Just before Stratford, the canal passes through the tiny village of Wilmcote, where you can stop and visit Mary Arden’s house. The historic half-timbered Tudor farmhouse was home to Shakespeare’s mother before she was married.
The canal joins the River Avon at the Bancroft Basin in Stratford-upon-Avon, where a pretty park and waterfront paths are overlooked by the famous Royal Shakespeare Theatre.
Find stoppages, restrictions and other navigational advice for this waterway.
Bancroft Canal Basin, on the Stratford-upon-Avon Canal, lies in the heart of historic Stratford. Surrounded by beautiful gardens, it’s easy to miss this hidden gem.
Download a free activity guide to Bancroft Basin
The Stratford-upon-Avon Canal was promoted by an Act of 1793. By the time construction reached Hockley Heath in 1796, most of the money had been spent. More was raised, enabling work to start again, and the canal was joined to the Warwick & Birmingham Canal in 1802. It was not until 1812 that yet more money was raised and the cutting continued. The link to the river Avon at Stratford was completed in 1816.
As on most canals, the principal traffic was coal. Some of this went on from Stratford down the river Avon to Evesham, other across Clopton Bridge and along the Stratford & Moreton tramway, which had opened in 1828.

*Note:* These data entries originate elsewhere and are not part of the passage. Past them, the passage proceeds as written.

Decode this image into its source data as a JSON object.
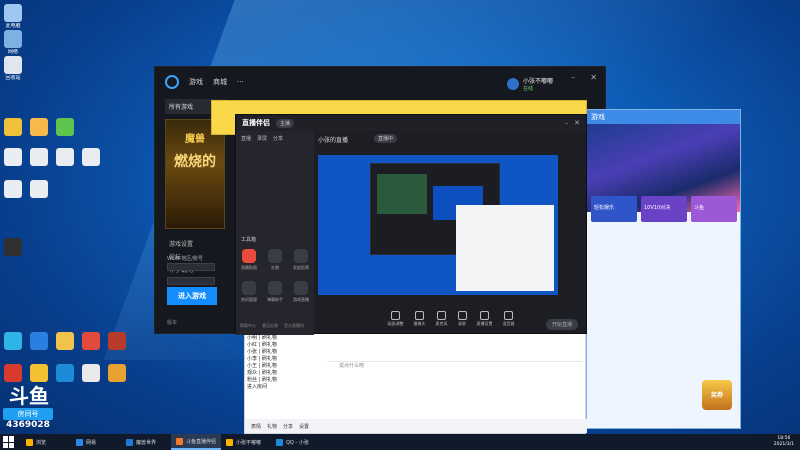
{
  "desktop": {
    "icons": [
      {
        "label": "此电脑",
        "color": "#9fc7f0"
      },
      {
        "label": "网络",
        "color": "#7fb0e4"
      },
      {
        "label": "回收站",
        "color": "#dfe6ee"
      },
      {
        "label": "",
        "color": "#f0c03a"
      },
      {
        "label": "",
        "color": "#f6b94a"
      },
      {
        "label": "",
        "color": "#5fc44d"
      },
      {
        "label": "",
        "color": "#e9edf2"
      },
      {
        "label": "",
        "color": "#e9edf2"
      },
      {
        "label": "",
        "color": "#e9edf2"
      },
      {
        "label": "",
        "color": "#e9edf2"
      },
      {
        "label": "",
        "color": "#e9edf2"
      },
      {
        "label": "",
        "color": "#e9edf2"
      },
      {
        "label": "",
        "color": "#303030"
      },
      {
        "label": "",
        "color": "#2fb4e8"
      },
      {
        "label": "",
        "color": "#2b7fe0"
      },
      {
        "label": "",
        "color": "#f1c34b"
      },
      {
        "label": "",
        "color": "#e24a3b"
      },
      {
        "label": "",
        "color": "#d83a2e"
      },
      {
        "label": "",
        "color": "#f2c230"
      },
      {
        "label": "",
        "color": "#1d8bd6"
      },
      {
        "label": "",
        "color": "#e9e9e9"
      },
      {
        "label": "",
        "color": "#e8a232"
      },
      {
        "label": "",
        "color": "#b83a2b"
      }
    ],
    "douyu": {
      "logo": "斗鱼",
      "name": "房间号",
      "number": "4369028"
    }
  },
  "battlenet": {
    "tabs": [
      "游戏",
      "商城",
      "···"
    ],
    "user": "小张不嘟嘟",
    "status": "在线",
    "game_tab": "所有游戏",
    "banner_t1": "魔兽",
    "banner_t2": "燃烧的",
    "links": [
      "游戏设置",
      "论坛",
      "补丁说明"
    ],
    "region_label": "WoW 地区/账号",
    "play_label": "进入游戏",
    "version": "版本"
  },
  "stream": {
    "logo": "直播伴侣",
    "badge": "主播",
    "title": "小张的直播",
    "live_pill": "直播中",
    "left_tabs": [
      "直播",
      "录屏",
      "分享"
    ],
    "tools_heading": "工具箱",
    "tools": [
      "直播贴图",
      "礼物",
      "发起投票",
      "房间管理",
      "弹幕助手",
      "游戏直播",
      "直播分享",
      "设置"
    ],
    "toolbar": [
      "画面调整",
      "摄像头",
      "麦克风",
      "录屏",
      "直播设置",
      "混音器"
    ],
    "start_label": "开始直播",
    "footer": [
      "帮助中心",
      "意见反馈",
      "官方直播间"
    ]
  },
  "chat": {
    "list": [
      "小明 | 刷礼物",
      "小红 | 刷礼物",
      "小张 | 刷礼物",
      "小李 | 刷礼物",
      "小王 | 刷礼物",
      "观众 | 刷礼物",
      "粉丝 | 刷礼物",
      "进入房间"
    ],
    "input_placeholder": "说点什么吧",
    "bottom": [
      "表情",
      "礼物",
      "分享",
      "设置"
    ]
  },
  "game_client": {
    "title": "游戏",
    "cards": [
      "轻松娱乐",
      "10V10对决",
      "斗鱼"
    ],
    "badge": "奖券"
  },
  "taskbar": {
    "items": [
      {
        "label": "浏览",
        "color": "#ffb400",
        "active": false
      },
      {
        "label": "网易",
        "color": "#2b8ae6",
        "active": false
      },
      {
        "label": "魔兽世界",
        "color": "#1d7ad6",
        "active": false
      },
      {
        "label": "斗鱼直播伴侣",
        "color": "#f47a2a",
        "active": true
      },
      {
        "label": "小张不嘟嘟",
        "color": "#ffb400",
        "active": false
      },
      {
        "label": "QQ - 小张",
        "color": "#1d8bd6",
        "active": false
      }
    ],
    "time": "18:56",
    "date": "2021/3/1"
  }
}
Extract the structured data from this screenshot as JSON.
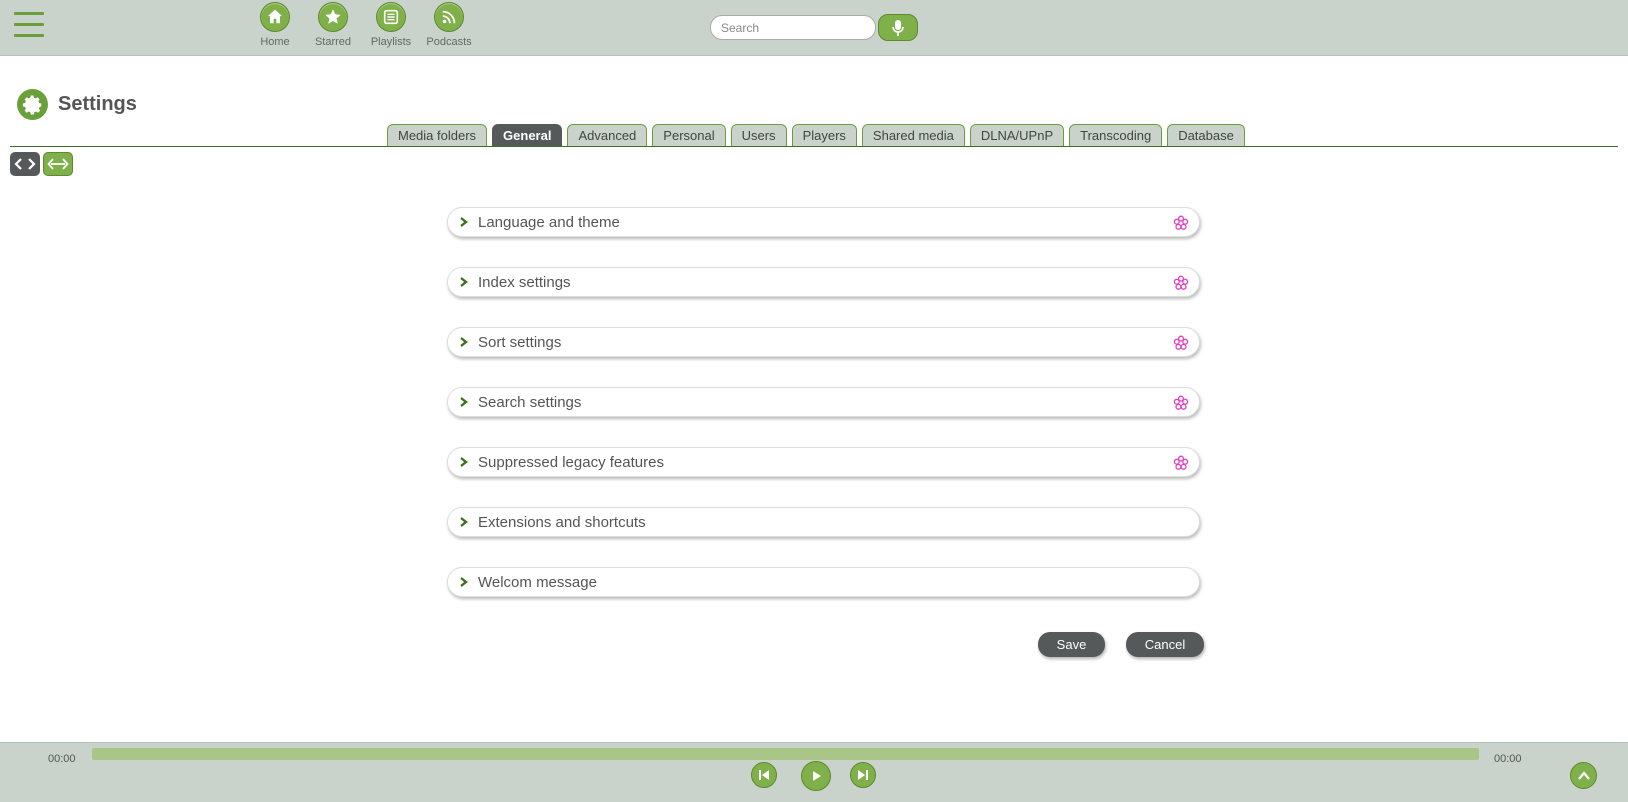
{
  "header": {
    "nav": [
      {
        "label": "Home",
        "icon": "home-icon"
      },
      {
        "label": "Starred",
        "icon": "star-icon"
      },
      {
        "label": "Playlists",
        "icon": "playlist-icon"
      },
      {
        "label": "Podcasts",
        "icon": "rss-icon"
      }
    ],
    "search": {
      "placeholder": "Search",
      "value": ""
    }
  },
  "page": {
    "title": "Settings"
  },
  "tabs": [
    {
      "label": "Media folders",
      "active": false
    },
    {
      "label": "General",
      "active": true
    },
    {
      "label": "Advanced",
      "active": false
    },
    {
      "label": "Personal",
      "active": false
    },
    {
      "label": "Users",
      "active": false
    },
    {
      "label": "Players",
      "active": false
    },
    {
      "label": "Shared media",
      "active": false
    },
    {
      "label": "DLNA/UPnP",
      "active": false
    },
    {
      "label": "Transcoding",
      "active": false
    },
    {
      "label": "Database",
      "active": false
    }
  ],
  "sections": [
    {
      "label": "Language and theme",
      "flagged": true
    },
    {
      "label": "Index settings",
      "flagged": true
    },
    {
      "label": "Sort settings",
      "flagged": true
    },
    {
      "label": "Search settings",
      "flagged": true
    },
    {
      "label": "Suppressed legacy features",
      "flagged": true
    },
    {
      "label": "Extensions and shortcuts",
      "flagged": false
    },
    {
      "label": "Welcom message",
      "flagged": false
    }
  ],
  "actions": {
    "save": "Save",
    "cancel": "Cancel"
  },
  "player": {
    "time_elapsed": "00:00",
    "time_total": "00:00"
  },
  "colors": {
    "accent": "#7fb04a",
    "header_bg": "#c9d3cb",
    "dark": "#55595a",
    "flag": "#e040c0"
  }
}
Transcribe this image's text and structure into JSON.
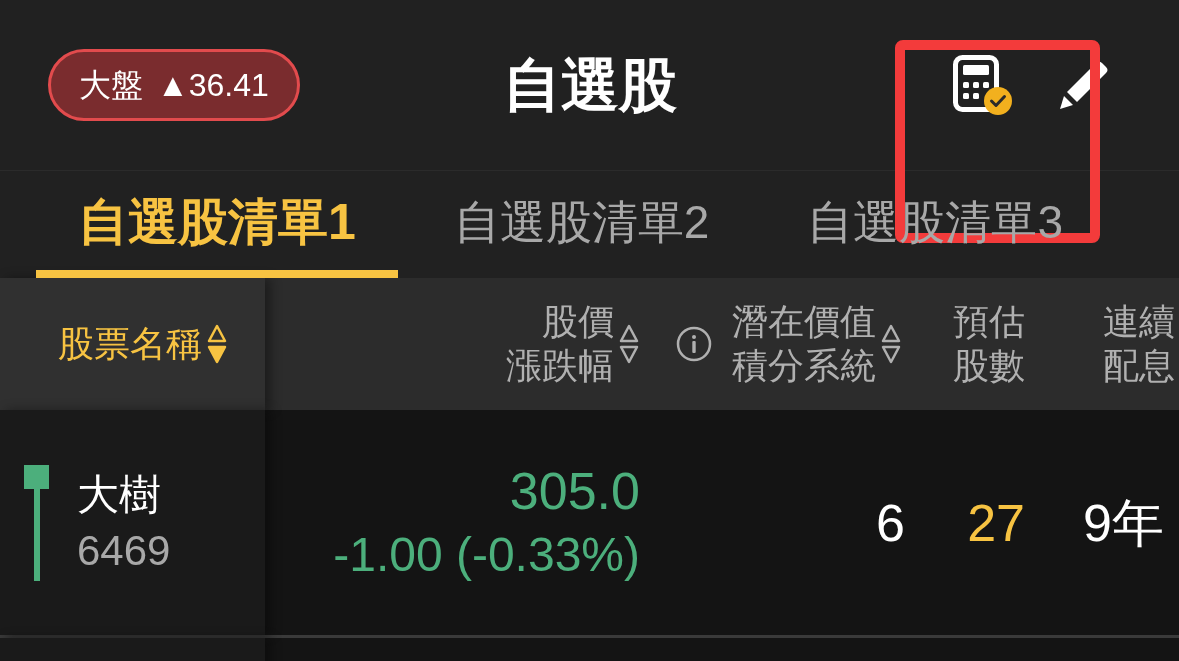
{
  "header": {
    "market_index": {
      "label": "大盤",
      "value": "▲36.41",
      "rising": true
    },
    "title": "自選股",
    "actions": [
      {
        "kind": "calculator"
      },
      {
        "kind": "edit"
      }
    ]
  },
  "annotation": {
    "kind": "rectangle"
  },
  "tabs": [
    {
      "label": "自選股清單1",
      "selected": true
    },
    {
      "label": "自選股清單2",
      "selected": false
    },
    {
      "label": "自選股清單3",
      "selected": false
    }
  ],
  "table": {
    "columns": [
      {
        "lines": [
          "股票名稱"
        ],
        "sorted": true
      },
      {
        "lines": [
          "股價",
          "漲跌幅"
        ],
        "sorted": false
      },
      {
        "lines": [
          "潛在價值",
          "積分系統"
        ],
        "sorted": false,
        "info": true
      },
      {
        "lines": [
          "預估",
          "股數"
        ]
      },
      {
        "lines": [
          "連續",
          "配息"
        ]
      }
    ],
    "rows": [
      {
        "rising": false,
        "cells": [
          {
            "kind": "stock",
            "name": "大樹",
            "code": "6469",
            "color": "#4caf7c"
          },
          {
            "kind": "quote",
            "price": "305.0",
            "change": "-1.00 (-0.33%)"
          },
          {
            "kind": "number",
            "text": "6",
            "color": "#ffffff"
          },
          {
            "kind": "number",
            "text": "27",
            "color": "#f7c342"
          },
          {
            "kind": "number",
            "text": "9年",
            "color": "#ffffff"
          }
        ]
      }
    ]
  }
}
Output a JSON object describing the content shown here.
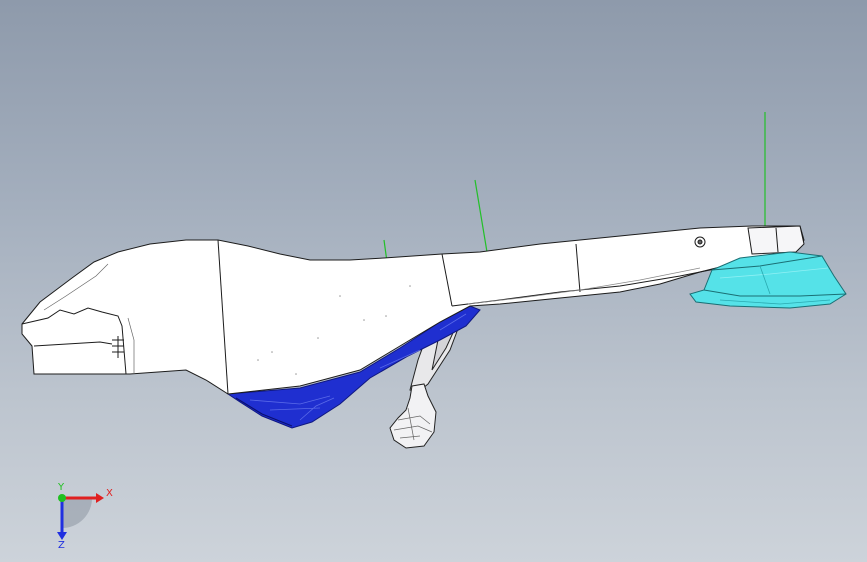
{
  "viewport": {
    "background_top": "#8e9aab",
    "background_bottom": "#cdd3da"
  },
  "model": {
    "body_color": "#ffffff",
    "underside_color": "#1f2fd0",
    "pad_color": "#55e2e8",
    "leg_color": "#e8e8ea",
    "edge_color": "#222222",
    "marker_color": "#22c028"
  },
  "triad": {
    "x_label": "X",
    "y_label": "Y",
    "z_label": "Z",
    "x_color": "#e02020",
    "y_color": "#20c020",
    "z_color": "#2030e0"
  }
}
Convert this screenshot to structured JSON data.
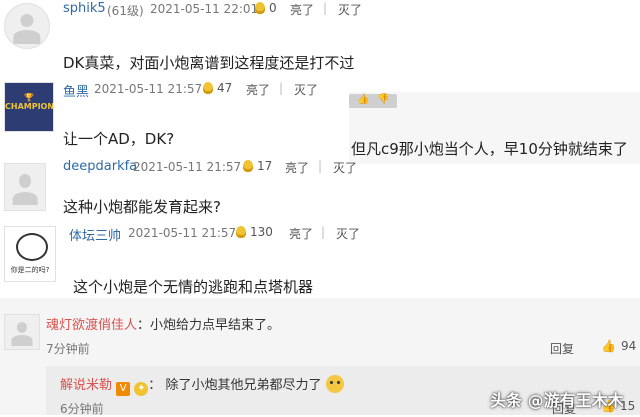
{
  "comments": [
    {
      "username": "sphik5",
      "level": "(61级)",
      "time": "2021-05-11 22:01",
      "votes": "0",
      "like_label": "亮了",
      "reply_label": "灭了",
      "content": "DK真菜，对面小炮离谱到这程度还是打不过"
    },
    {
      "username": "鱼黑",
      "time": "2021-05-11 21:57",
      "votes": "47",
      "like_label": "亮了",
      "reply_label": "灭了",
      "content": "让一个AD，DK?",
      "avatar_text": "CHAMPIONS"
    },
    {
      "username": "deepdarkfa",
      "time": "2021-05-11 21:57",
      "votes": "17",
      "like_label": "亮了",
      "reply_label": "灭了",
      "content": "这种小炮都能发育起来?"
    },
    {
      "username": "体坛三帅",
      "time": "2021-05-11 21:57",
      "votes": "130",
      "like_label": "亮了",
      "reply_label": "灭了",
      "content": "这个小炮是个无情的逃跑和点塔机器",
      "avatar_text": "你是二的吗?"
    }
  ],
  "overlay_comment": {
    "content": "但凡c9那小炮当个人，早10分钟就结束了"
  },
  "reply_thread": {
    "username": "魂灯欲渡俏佳人",
    "content": "小炮给力点早结束了。",
    "time": "7分钟前",
    "reply_label": "回复",
    "like_count": "94",
    "sub_reply": {
      "username": "解说米勒",
      "content": "除了小炮其他兄弟都尽力了",
      "time": "6分钟前",
      "reply_label": "回复",
      "like_count": "15"
    }
  },
  "watermark": "头条 @游有王木木",
  "icons": {
    "vote": "lightbulb-icon",
    "like": "thumb-up-icon",
    "verified": "verified-badge-icon"
  }
}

In 1845 the Oxford, Worcester & Wolverhampton Railway proposed building a line from Moreton-in-the-Marsh via Stratford to Birmingham. It offered to buy the tramway and the canal, an offer which was readily accepted.
Traffic diminished, but the railway company (from 1863 the Great Western Railway) had the legal obligation to keep the canal open. However, by the Second World War the southern section was almost unnavigable.
To the north, the canal owners fixed one of the swing bridges permanently shut. It soon became the scene of a number of incidents, where protesters including Sir Peter Scott aboard his boat Beatrice, insisted it be moved as it was blocking a statutory right of navigation.
Meanwhile, the Southern Stratford quietly decayed. But when Warwickshire County Council announced it was closing the canal by lowering a bridge at Wilmcote, public outcry prompted a campaign for restoration. Proposals for closure were stymied at the eleventh hour by a canoeist who produced a toll ticket less than three years old, proving that boats still wanted to navigate the canal.
Having avoided closure, the Southern Stratford was taken over by the National Trust. By utilising a combination of volunteers, army personnel and prisoners, the canal was restored at reportedly less than half the estimated cost of filling it in. It was reopened by HM The Queen Mother in 1964. In 1988, the National Trust handed the Southern Stratford-upon-Avon Canal back to us and together with the Northern Stratford it now forms part of the Avon Cruising Ring.
Waterways in the West Midlands
Read our plans and all the latest news from our team in the West Midlands.